Traditionally, no Karen woman would consider marrying a Karen whose body has not been tattooed, as the tattoos represent a man’s endurance and strength. Customarily animists, the Karens practise offering a portion of the family meal to spirits as sacrifice, even though most members have turned to Buddhism; about 20 percent have converted to Christianity and a small percentage are Muslims. Hailing from a long lineage of wrestlers, boxers and martial artists, the Karens are a force to be reckoned with. The members from this major ethnic group value their independence highly and are known to never sign peace agreements with the Myanmar military.
Gradually, many migrating Karens have become assimilated to the local Burman community in neighbouring towns, such as Bassein, and no longer speak Karen. In addition, with their numerous dialects, linguistic cohesiveness is a hard concept to grasp.
All Sgaw Karen people, regardless of their location, are bonded by a common language, biological characteristics and cultural heritage. The Karen languages are divided into three broad categories: Northern, Central and Southern. Although the Karen languages fall in the Tibeto-burman family, they do not fully fit into the overall classification, as they consist of monosyllabic, agglutinated speech. The Sgaw dialect, adapted from the Karen language, takes this further by dropping the final consonants and nasals like [n] and [m] because of pronunciation difficulty, but kept the original language form. Its written form uses the Mon script. To date, over one million people in Myanmar and Thailand use the Sgaw dialect, also referred to as Sgaw Karen or Sgaw Kayin.
People from the Pwo mountain tribe make up 30 percent of the entire Karen population. Majority of the Pwo are wet rice agriculturalists who often live alongside Burman or in the plains and valleys where they gather fruits and vegetables. The men hunt, plough, cut timber and make mats and baskets. Some of the Pwo villages still live in the traditional long house that can accommodate 20 to 30 families. The Pwo Karens are believers of supernatural deities including nats (spirits). However, in the past century, about 20 percent of the Pwo Karens have converted to Christianity.
The Pwo language, which has six tones, has been modified due to close contact with outside tribes, but has retained the original nasals. The dialect utilises a Thailand Pwo Karen script, in which only 26 of the 44 Thai characters are used.

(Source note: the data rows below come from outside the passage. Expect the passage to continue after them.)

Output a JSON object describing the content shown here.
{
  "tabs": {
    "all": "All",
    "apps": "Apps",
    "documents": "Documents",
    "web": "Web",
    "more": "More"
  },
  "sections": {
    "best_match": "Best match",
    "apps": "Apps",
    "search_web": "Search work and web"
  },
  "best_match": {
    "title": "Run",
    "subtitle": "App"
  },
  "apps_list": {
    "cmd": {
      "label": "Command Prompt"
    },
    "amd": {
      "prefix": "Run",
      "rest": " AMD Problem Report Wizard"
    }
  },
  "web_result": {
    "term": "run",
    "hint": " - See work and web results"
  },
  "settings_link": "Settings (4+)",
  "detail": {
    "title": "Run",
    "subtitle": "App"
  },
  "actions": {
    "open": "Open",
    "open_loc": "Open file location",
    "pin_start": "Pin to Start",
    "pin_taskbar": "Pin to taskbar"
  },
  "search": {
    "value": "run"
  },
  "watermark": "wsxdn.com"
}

Traditionally, no Karen woman would consider marrying a Karen whose body has not been tattooed